======== Listed entries

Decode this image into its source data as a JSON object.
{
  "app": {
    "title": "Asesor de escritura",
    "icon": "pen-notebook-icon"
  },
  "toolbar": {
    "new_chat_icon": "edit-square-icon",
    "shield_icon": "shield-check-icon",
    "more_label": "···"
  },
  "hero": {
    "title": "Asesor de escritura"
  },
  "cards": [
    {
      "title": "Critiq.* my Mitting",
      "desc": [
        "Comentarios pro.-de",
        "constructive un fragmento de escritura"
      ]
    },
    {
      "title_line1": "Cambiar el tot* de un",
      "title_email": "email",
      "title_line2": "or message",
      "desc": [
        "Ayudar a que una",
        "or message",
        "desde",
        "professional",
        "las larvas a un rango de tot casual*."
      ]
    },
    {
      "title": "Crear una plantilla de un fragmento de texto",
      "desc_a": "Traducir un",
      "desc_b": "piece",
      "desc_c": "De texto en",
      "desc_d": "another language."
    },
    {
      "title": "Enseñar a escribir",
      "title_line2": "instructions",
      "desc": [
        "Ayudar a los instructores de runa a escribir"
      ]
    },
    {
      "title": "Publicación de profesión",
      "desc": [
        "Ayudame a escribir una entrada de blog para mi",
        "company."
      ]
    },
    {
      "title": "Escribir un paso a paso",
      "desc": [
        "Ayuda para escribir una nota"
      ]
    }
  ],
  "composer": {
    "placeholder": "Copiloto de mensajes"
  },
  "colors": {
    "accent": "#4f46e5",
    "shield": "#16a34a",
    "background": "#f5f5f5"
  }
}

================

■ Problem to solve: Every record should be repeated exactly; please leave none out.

■ Exercise response:
Decode this image into its source data as a JSON object.
{
  "app": {
    "title": "Asesor de escritura",
    "icon": "pen-notebook-icon"
  },
  "toolbar": {
    "new_chat_icon": "edit-square-icon",
    "shield_icon": "shield-check-icon",
    "more_label": "···"
  },
  "hero": {
    "title": "Asesor de escritura"
  },
  "cards": [
    {
      "title": "Critiq.* my Mitting",
      "desc": [
        "Comentarios pro.-de",
        "constructive un fragmento de escritura"
      ]
    },
    {
      "title_line1": "Cambiar el tot* de un",
      "title_email": "email",
      "title_line2": "or message",
      "desc": [
        "Ayudar a que una",
        "or message",
        "desde",
        "professional",
        "las larvas a un rango de tot casual*."
      ]
    },
    {
      "title": "Crear una plantilla de un fragmento de texto",
      "desc_a": "Traducir un",
      "desc_b": "piece",
      "desc_c": "De texto en",
      "desc_d": "another language."
    },
    {
      "title": "Enseñar a escribir",
      "title_line2": "instructions",
      "desc": [
        "Ayudar a los instructores de runa a escribir"
      ]
    },
    {
      "title": "Publicación de profesión",
      "desc": [
        "Ayudame a escribir una entrada de blog para mi",
        "company."
      ]
    },
    {
      "title": "Escribir un paso a paso",
      "desc": [
        "Ayuda para escribir una nota"
      ]
    }
  ],
  "composer": {
    "placeholder": "Copiloto de mensajes"
  },
  "colors": {
    "accent": "#4f46e5",
    "shield": "#16a34a",
    "background": "#f5f5f5"
  }
}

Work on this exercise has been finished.